--- Study material ---

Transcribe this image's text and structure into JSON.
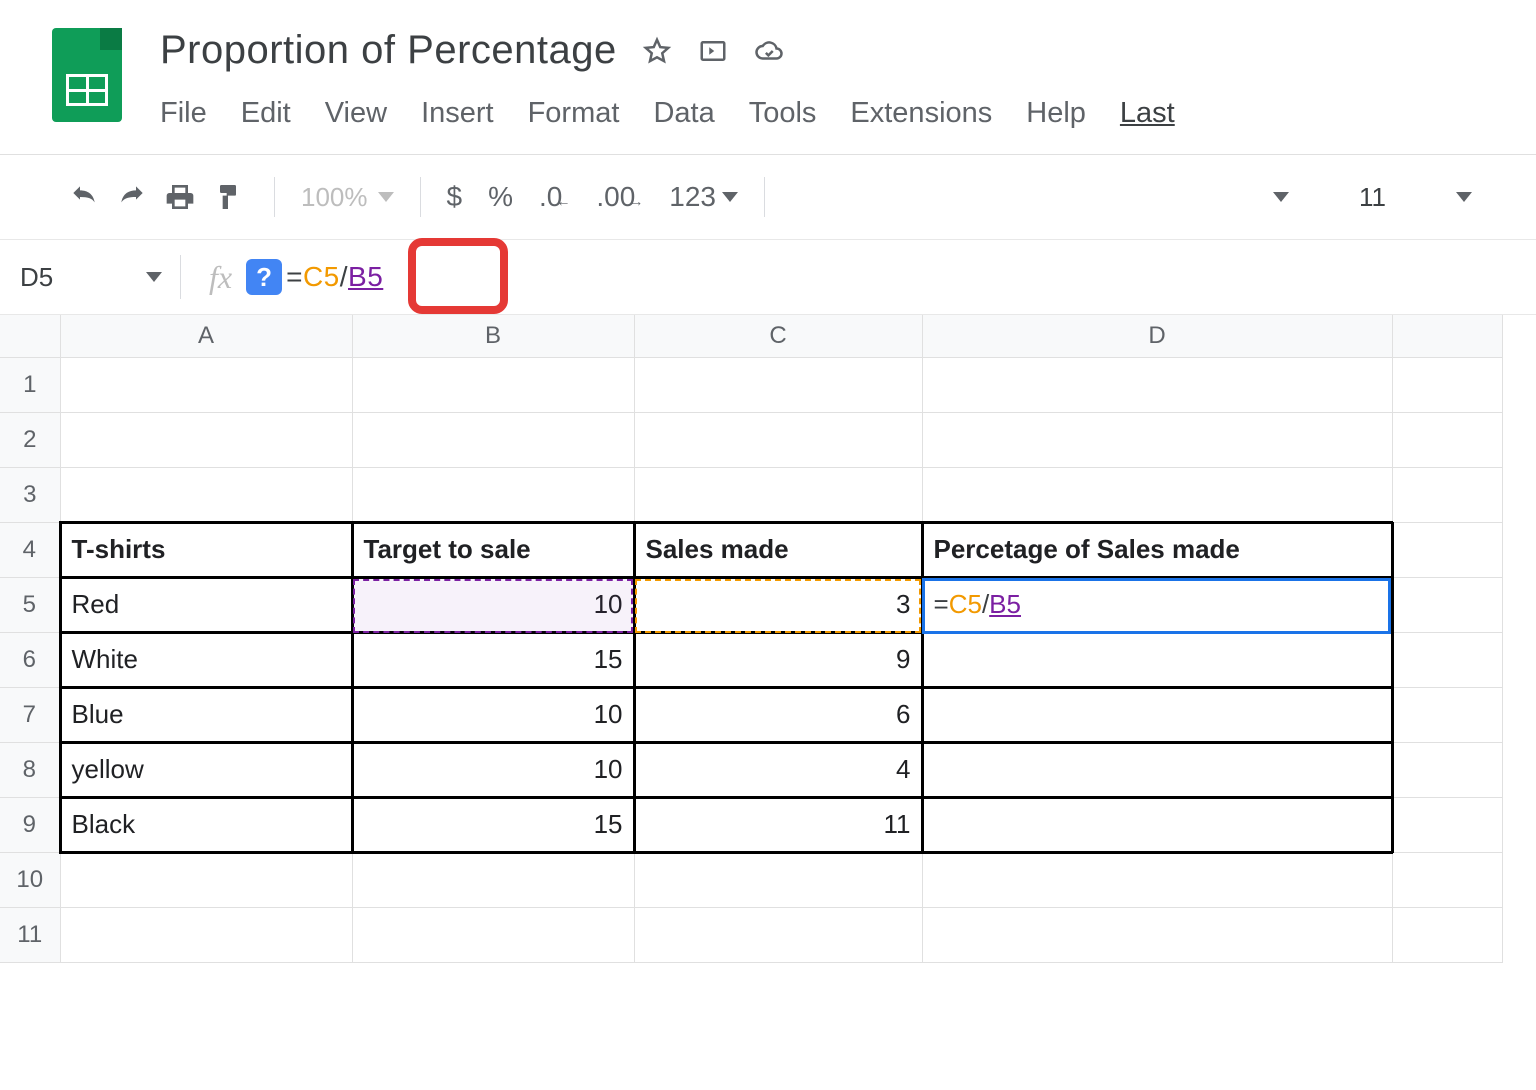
{
  "doc": {
    "title": "Proportion of Percentage"
  },
  "menu": {
    "file": "File",
    "edit": "Edit",
    "view": "View",
    "insert": "Insert",
    "format": "Format",
    "data": "Data",
    "tools": "Tools",
    "extensions": "Extensions",
    "help": "Help",
    "last": "Last"
  },
  "toolbar": {
    "zoom": "100%",
    "currency": "$",
    "percent": "%",
    "dec_dec": ".0",
    "inc_dec": ".00",
    "numfmt": "123",
    "fontsize": "11"
  },
  "namebox": "D5",
  "formula": {
    "eq": "=",
    "ref1": "C5",
    "slash": "/",
    "ref2": "B5"
  },
  "columns": [
    "A",
    "B",
    "C",
    "D"
  ],
  "rows": [
    "1",
    "2",
    "3",
    "4",
    "5",
    "6",
    "7",
    "8",
    "9",
    "10",
    "11"
  ],
  "headers": {
    "a": "T-shirts",
    "b": "Target to sale",
    "c": "Sales made",
    "d": "Percetage of  Sales made"
  },
  "data": [
    {
      "a": "Red",
      "b": "10",
      "c": "3"
    },
    {
      "a": "White",
      "b": "15",
      "c": "9"
    },
    {
      "a": "Blue",
      "b": "10",
      "c": "6"
    },
    {
      "a": "yellow",
      "b": "10",
      "c": "4"
    },
    {
      "a": "Black",
      "b": "15",
      "c": "11"
    }
  ],
  "cell_formula": {
    "eq": "=",
    "ref1": "C5",
    "slash": "/",
    "ref2": "B5"
  }
}
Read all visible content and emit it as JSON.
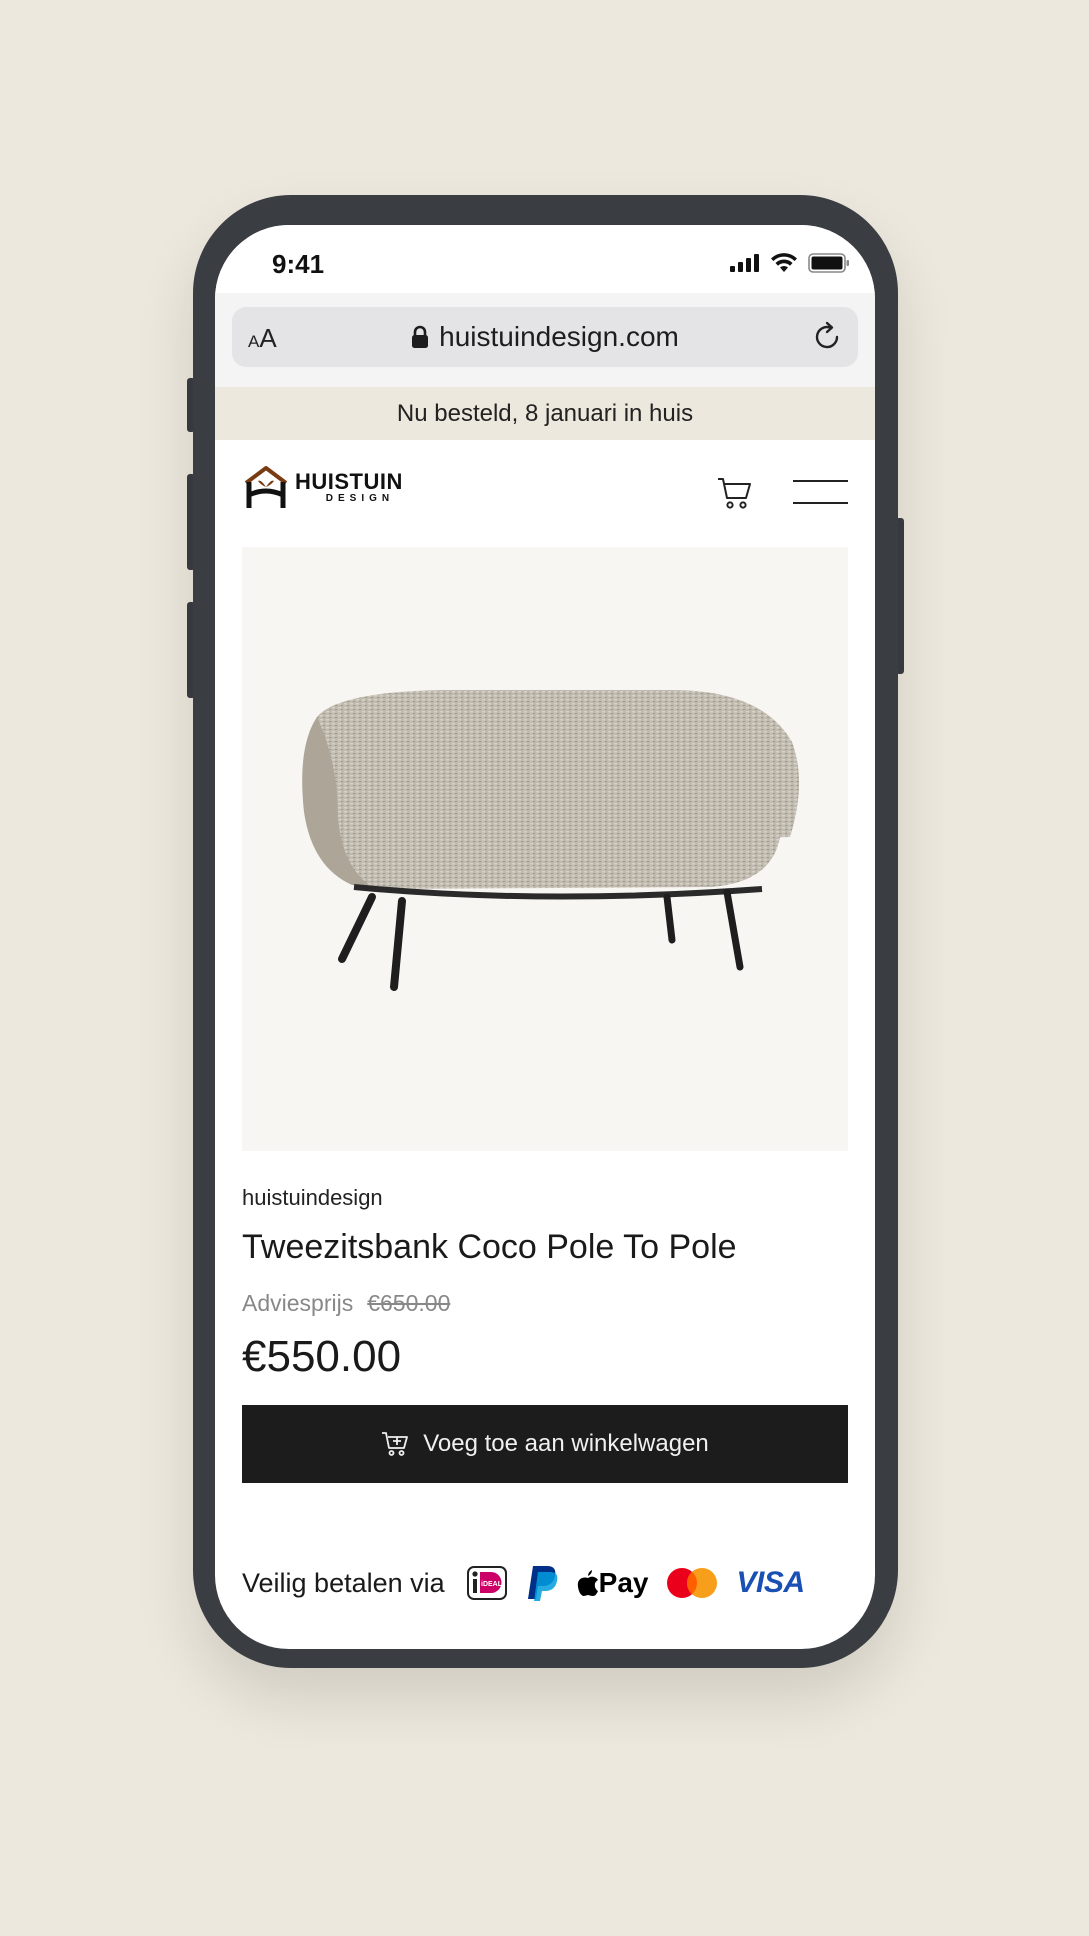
{
  "status_bar": {
    "time": "9:41"
  },
  "browser": {
    "url": "huistuindesign.com",
    "text_size_label": "A",
    "text_size_label_small": "A"
  },
  "announcement": {
    "text": "Nu besteld, 8 januari in huis"
  },
  "header": {
    "logo_main": "HUISTUIN",
    "logo_sub": "DESIGN"
  },
  "product": {
    "brand": "huistuindesign",
    "title": "Tweezitsbank Coco Pole To Pole",
    "advice_label": "Adviesprijs",
    "old_price": "€650.00",
    "price": "€550.00",
    "add_to_cart_label": "Voeg toe aan winkelwagen"
  },
  "payment": {
    "label": "Veilig betalen via",
    "methods": [
      "iDEAL",
      "PayPal",
      "Apple Pay",
      "Mastercard",
      "VISA"
    ],
    "applepay_text": "Pay",
    "visa_text": "VISA",
    "ideal_text": "iDEAL"
  },
  "colors": {
    "page_background": "#ede8dd",
    "phone_frame": "#3a3d42",
    "button_dark": "#1c1c1c",
    "visa_blue": "#1a4fb4",
    "ideal_pink": "#cc0066",
    "paypal_blue": "#003087",
    "mastercard_red": "#eb001b",
    "mastercard_orange": "#f79e1b",
    "logo_brown": "#7a3b12"
  }
}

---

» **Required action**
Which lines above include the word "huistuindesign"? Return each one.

» **Written solution**
    "url": "huistuindesign.com",
    "brand": "huistuindesign",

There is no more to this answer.